REQUIRED WORK = Across the entries below, how many lines have the string "files" in them? Reply with only the number.

PROVIDED MATERIAL =
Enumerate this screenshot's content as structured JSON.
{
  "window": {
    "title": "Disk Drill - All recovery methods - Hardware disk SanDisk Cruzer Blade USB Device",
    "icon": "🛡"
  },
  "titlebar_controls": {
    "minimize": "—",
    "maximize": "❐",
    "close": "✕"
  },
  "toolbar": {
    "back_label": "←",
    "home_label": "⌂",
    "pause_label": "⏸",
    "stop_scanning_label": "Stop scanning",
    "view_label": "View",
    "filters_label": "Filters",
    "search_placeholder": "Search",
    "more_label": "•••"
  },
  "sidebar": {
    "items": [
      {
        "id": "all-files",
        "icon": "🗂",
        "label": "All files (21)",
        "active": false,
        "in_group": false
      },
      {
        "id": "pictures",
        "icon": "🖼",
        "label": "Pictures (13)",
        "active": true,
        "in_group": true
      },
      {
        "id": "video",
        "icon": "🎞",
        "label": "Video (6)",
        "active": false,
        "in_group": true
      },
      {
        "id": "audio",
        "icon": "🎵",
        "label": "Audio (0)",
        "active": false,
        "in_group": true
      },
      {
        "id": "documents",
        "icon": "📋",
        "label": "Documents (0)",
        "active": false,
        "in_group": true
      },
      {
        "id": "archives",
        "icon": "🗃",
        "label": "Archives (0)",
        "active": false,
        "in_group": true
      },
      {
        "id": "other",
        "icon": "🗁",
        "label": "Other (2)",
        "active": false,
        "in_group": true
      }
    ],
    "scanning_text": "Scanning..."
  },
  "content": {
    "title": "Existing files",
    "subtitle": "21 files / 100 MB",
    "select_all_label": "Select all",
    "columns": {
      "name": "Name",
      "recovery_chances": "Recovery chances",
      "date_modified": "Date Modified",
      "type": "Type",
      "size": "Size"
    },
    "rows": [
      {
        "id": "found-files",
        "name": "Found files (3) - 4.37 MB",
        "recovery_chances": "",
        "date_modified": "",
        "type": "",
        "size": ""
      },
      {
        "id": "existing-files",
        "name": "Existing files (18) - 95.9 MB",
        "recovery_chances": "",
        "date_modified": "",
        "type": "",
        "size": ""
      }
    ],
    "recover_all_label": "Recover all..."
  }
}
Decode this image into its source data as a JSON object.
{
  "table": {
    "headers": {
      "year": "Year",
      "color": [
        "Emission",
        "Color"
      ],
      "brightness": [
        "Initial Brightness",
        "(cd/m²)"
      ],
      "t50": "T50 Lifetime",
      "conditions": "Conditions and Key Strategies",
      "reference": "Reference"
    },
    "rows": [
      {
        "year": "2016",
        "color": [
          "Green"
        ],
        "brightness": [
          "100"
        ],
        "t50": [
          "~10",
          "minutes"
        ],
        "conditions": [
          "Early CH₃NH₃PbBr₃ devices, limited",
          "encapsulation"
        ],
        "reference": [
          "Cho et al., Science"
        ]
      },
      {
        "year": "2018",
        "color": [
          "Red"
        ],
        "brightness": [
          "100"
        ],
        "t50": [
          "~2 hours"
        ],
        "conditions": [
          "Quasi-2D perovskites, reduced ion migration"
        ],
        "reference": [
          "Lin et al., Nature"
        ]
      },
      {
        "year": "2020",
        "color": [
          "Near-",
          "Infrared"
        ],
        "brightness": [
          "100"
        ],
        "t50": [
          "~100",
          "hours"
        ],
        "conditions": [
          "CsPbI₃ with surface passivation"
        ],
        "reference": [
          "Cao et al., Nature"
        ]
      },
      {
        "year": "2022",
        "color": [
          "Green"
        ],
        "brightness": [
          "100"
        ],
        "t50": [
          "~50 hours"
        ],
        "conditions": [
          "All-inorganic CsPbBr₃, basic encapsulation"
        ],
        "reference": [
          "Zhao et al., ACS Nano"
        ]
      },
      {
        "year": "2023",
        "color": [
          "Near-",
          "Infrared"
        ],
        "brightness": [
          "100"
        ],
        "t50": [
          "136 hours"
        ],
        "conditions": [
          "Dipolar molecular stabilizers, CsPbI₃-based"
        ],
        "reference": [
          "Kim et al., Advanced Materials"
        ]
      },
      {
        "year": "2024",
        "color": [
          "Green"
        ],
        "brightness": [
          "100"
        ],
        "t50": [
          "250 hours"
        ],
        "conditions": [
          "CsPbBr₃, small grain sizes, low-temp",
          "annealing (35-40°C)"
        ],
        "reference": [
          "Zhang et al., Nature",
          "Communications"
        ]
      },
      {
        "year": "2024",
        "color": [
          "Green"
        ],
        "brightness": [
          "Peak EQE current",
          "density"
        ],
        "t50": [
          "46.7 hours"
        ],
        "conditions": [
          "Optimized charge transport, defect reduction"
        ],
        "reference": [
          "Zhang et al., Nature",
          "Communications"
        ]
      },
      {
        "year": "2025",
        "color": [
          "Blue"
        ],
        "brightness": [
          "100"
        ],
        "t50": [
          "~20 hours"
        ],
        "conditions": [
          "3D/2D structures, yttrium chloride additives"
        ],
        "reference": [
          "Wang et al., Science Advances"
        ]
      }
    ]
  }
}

EXPECTED ANSWER = 8